In registering our opposition to these policies, nurses want to make clear that there is not a shred of medical or nursing research to support any one of these changes in patient care delivery – none. In fact, all the scientific research makes clear that these changes can only result in an increase in complications, longer hospital stays, poorer patient outcomes and an increase in preventable readmission of patients at a time when our system ranks near the bottom in the state for preventable readmissions.
As registered nurses, we provide 90 percent of the clinical care our patients receive and we are the only provider in the system legally and ethically accountable for the safety of patients every minute they are receiving care at one of our hospitals. In the aftermath of your staffing and services cuts and the implementation of your “lean production methods” we are the caregivers who must deliver and answer for the substandard care provided in this dangerous and under-resourced environment.
We are the emergency room nurses who have to watch our patients languish for hours waiting for beds or treatments due the boarding and backlogs your poor staffing creates; we are the floor nurses who must struggle to respond to alarms, deliver medications and treatments on time with dangerous patient assignments and the lack of one-one sitters or IV therapy specialists. We are the nurses who have to bear witness to the suffering of our patients, needless suffering caused by administrative neglect and the callous focus on the bottom line over patient care. And should something untoward happen to one of our patients as a result of these conditions, we are the professionals who could lose our license to practice our profession.
Through our union we have held dozens of meetings with management to voice our concerns about these dangerous conditions. Our nurses have filed hundreds of official reports of unsafe staffing that jeopardized the safety of our patients. As stated above, nurses have signed petitions, taken votes of no confidence, spoken with the media all in the hopes of convincing your administration that the course we are on is the wrong course with dire consequences not only for our patients, but for the future of our system.
As a physician and caregiver who has worked alongside many of our members, we are appealing to you personally and professionally to work with us to uphold your own sworn oath to “first, do no harm,” or in this case, to stop the incredible harm your policies are causing our patients, your employees and the communities we serve.
We urge you to meet with a delegation of our union leadership as soon as possible to begin a real dialogue on how we can begin the process of reversing the changes you have made to ensure the safety of the patients and communities we are entrusted to serve through our work together.
The UMMMC University Campus Negotiating Committee & RNs
The UMMMC Memorial /Hahnemann Campus Negotiating Committee & RNs

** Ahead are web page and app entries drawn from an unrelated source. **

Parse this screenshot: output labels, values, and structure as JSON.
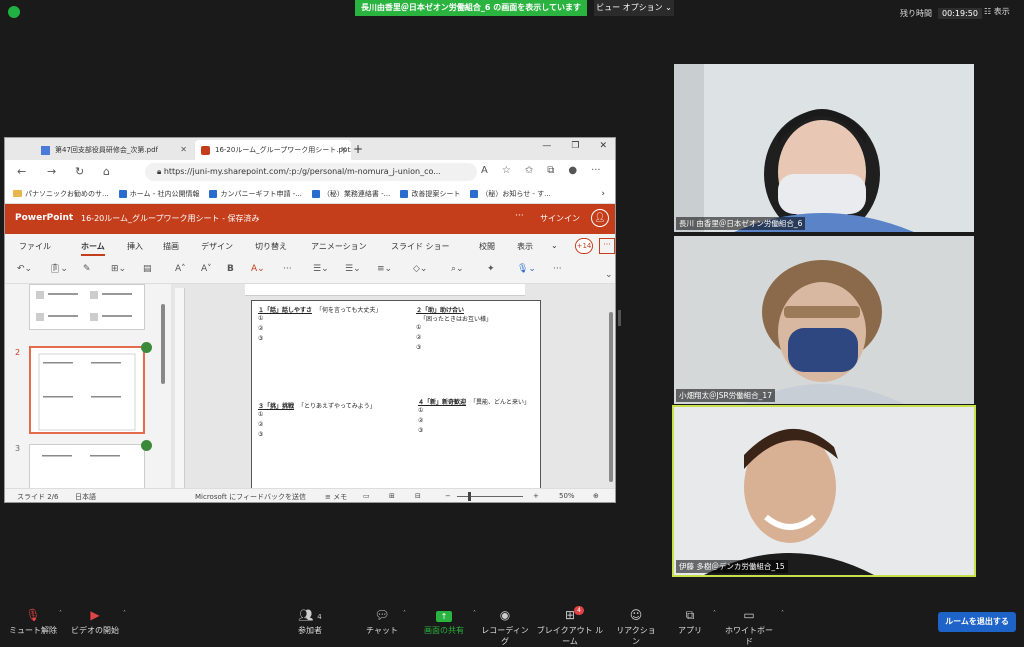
{
  "topbar": {
    "share_banner": "長川由香里＠日本ゼオン労働組合_6 の画面を表示しています",
    "view_options": "ビュー オプション ⌄",
    "remaining_label": "残り時間",
    "remaining_time": "00:19:50",
    "view_label": "表示"
  },
  "browser": {
    "tab1_label": "第47回支部役員研修会_次第.pdf",
    "tab2_label": "16-20ルーム_グループワーク用シート.pptx",
    "url": "https://juni-my.sharepoint.com/:p:/g/personal/m-nomura_j-union_co...",
    "favorites": [
      "パナソニックお勧めのサ...",
      "ホーム - 社内公開情報",
      "カンパニーギフト申請 -...",
      "（秘）業務連絡書 -...",
      "改善提案シート",
      "（秘）お知らせ - す..."
    ]
  },
  "ppt": {
    "app_name": "PowerPoint",
    "file_title": "16-20ルーム_グループワーク用シート - 保存済み",
    "more": "···",
    "signin": "サインイン",
    "tabs": [
      "ファイル",
      "ホーム",
      "挿入",
      "描画",
      "デザイン",
      "切り替え",
      "アニメーション",
      "スライド ショー",
      "校閲",
      "表示"
    ],
    "badge": "+14",
    "slide_numbers": [
      "2",
      "3"
    ],
    "slide": {
      "q1_title": "１「話」話しやすさ",
      "q1_sub": "「何を言っても大丈夫」",
      "q2_title": "２「助」助け合い",
      "q2_sub": "「困ったときはお互い様」",
      "q3_title": "３「挑」挑戦",
      "q3_sub": "「とりあえずやってみよう」",
      "q4_title": "４「新」新奇歓迎",
      "q4_sub": "「異能、どんと来い」",
      "n1": "①",
      "n2": "②",
      "n3": "③"
    },
    "status": {
      "slide_count": "スライド 2/6",
      "language": "日本語",
      "feedback": "Microsoft にフィードバックを送信",
      "notes": "メモ",
      "zoom": "50%"
    }
  },
  "videos": [
    {
      "name": "長川 由香里＠日本ゼオン労働組合_6"
    },
    {
      "name": "小畑翔太＠JSR労働組合_17"
    },
    {
      "name": "伊藤 多樹＠デンカ労働組合_15"
    }
  ],
  "bottombar": {
    "mute": "ミュート解除",
    "video": "ビデオの開始",
    "participants": "参加者",
    "participants_count": "4",
    "chat": "チャット",
    "share": "画面の共有",
    "record": "レコーディング",
    "breakout": "ブレイクアウト ルーム",
    "breakout_badge": "4",
    "reactions": "リアクション",
    "apps": "アプリ",
    "whiteboard": "ホワイトボード",
    "leave": "ルームを退出する"
  },
  "colors": {
    "ppt_red": "#c43e1c",
    "zoom_green": "#2bb340",
    "leave_blue": "#1d63c8",
    "active_speaker": "#c8e04a"
  }
}
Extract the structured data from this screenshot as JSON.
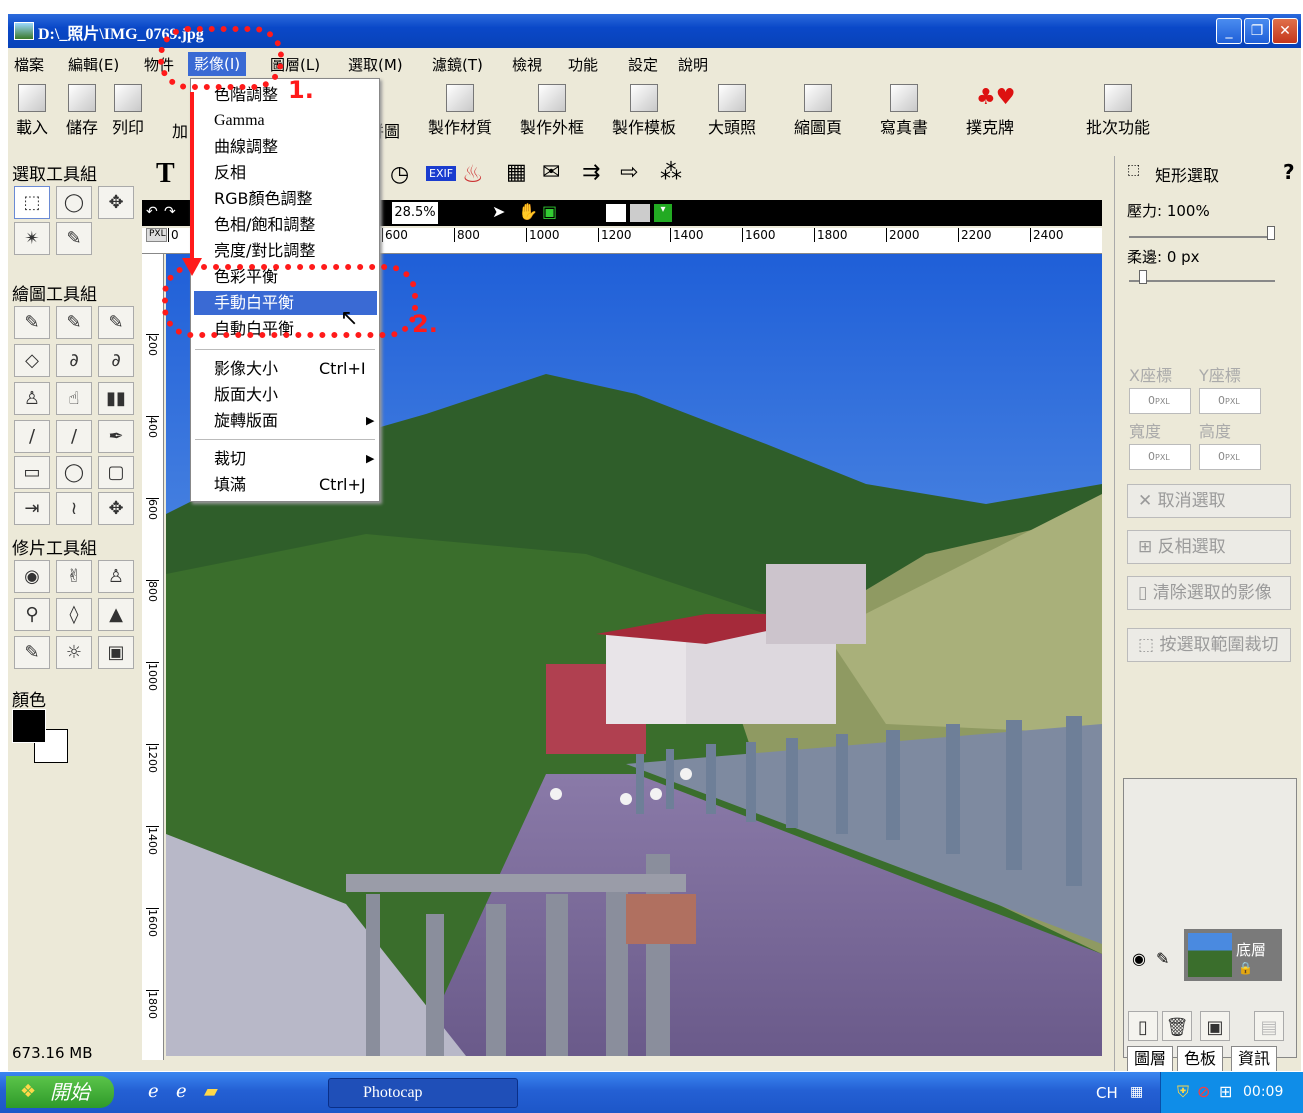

The UMMMC Marlborough Hospital Negotiating Committee & RNs
The UMass Memorial/Health Alliance Burbank Campus Negotiating Committee & RNs
The UMass Memorial/Health Alliance Leominster Hospital Negotiating Committee & RNs